WHAT YOU WILL DO
Where does the word "favicon" show up in the records? Copy every line that has it.

________________________

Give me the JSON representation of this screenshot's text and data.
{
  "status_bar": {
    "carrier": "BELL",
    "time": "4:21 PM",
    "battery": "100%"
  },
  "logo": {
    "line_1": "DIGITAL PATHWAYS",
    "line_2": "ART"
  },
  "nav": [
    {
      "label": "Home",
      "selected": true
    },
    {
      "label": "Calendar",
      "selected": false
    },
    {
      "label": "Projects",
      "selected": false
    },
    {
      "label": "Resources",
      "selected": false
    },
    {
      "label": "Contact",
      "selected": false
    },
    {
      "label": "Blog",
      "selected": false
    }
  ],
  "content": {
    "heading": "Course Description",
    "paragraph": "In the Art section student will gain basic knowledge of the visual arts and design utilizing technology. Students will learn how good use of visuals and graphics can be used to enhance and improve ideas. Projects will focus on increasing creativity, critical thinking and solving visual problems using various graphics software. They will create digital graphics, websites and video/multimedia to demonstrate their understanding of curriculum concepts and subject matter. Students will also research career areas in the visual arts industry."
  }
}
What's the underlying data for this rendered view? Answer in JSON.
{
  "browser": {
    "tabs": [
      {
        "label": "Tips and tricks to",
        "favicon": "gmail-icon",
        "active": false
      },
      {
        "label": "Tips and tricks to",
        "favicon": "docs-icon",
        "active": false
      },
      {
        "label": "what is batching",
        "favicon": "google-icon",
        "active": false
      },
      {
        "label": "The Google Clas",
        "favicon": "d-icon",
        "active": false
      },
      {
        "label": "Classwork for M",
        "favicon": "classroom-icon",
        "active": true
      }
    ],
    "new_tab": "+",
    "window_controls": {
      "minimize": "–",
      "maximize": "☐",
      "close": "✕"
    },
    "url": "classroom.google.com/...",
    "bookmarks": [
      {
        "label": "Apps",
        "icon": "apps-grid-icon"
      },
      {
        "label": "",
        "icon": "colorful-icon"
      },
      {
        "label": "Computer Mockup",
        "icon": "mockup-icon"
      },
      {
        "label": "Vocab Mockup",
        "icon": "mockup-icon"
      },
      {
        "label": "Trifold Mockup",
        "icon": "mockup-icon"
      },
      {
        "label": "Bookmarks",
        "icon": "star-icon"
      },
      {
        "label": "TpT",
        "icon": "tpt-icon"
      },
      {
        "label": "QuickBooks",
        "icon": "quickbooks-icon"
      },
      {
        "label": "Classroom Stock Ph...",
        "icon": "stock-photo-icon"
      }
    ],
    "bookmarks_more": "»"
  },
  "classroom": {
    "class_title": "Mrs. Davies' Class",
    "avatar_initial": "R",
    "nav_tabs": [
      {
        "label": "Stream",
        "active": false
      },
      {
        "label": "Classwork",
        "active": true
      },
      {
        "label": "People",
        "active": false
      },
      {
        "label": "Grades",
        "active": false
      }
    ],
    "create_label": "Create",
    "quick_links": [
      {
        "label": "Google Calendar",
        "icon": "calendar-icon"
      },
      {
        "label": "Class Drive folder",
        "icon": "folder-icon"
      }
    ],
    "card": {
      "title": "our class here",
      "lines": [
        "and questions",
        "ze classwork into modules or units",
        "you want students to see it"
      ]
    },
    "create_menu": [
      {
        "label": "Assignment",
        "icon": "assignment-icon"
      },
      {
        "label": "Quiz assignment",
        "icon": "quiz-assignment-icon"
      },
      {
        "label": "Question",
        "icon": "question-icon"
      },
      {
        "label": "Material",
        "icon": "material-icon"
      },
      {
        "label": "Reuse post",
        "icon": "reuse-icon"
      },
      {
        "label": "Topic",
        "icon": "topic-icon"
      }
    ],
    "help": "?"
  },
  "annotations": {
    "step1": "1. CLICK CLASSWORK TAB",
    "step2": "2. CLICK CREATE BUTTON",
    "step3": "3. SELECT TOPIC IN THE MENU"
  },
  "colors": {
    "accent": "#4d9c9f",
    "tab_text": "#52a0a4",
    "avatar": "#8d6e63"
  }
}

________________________

ANSWER FOR THIS EXERCISE
        "favicon": "gmail-icon",
        "favicon": "docs-icon",
        "favicon": "google-icon",
        "favicon": "d-icon",
        "favicon": "classroom-icon",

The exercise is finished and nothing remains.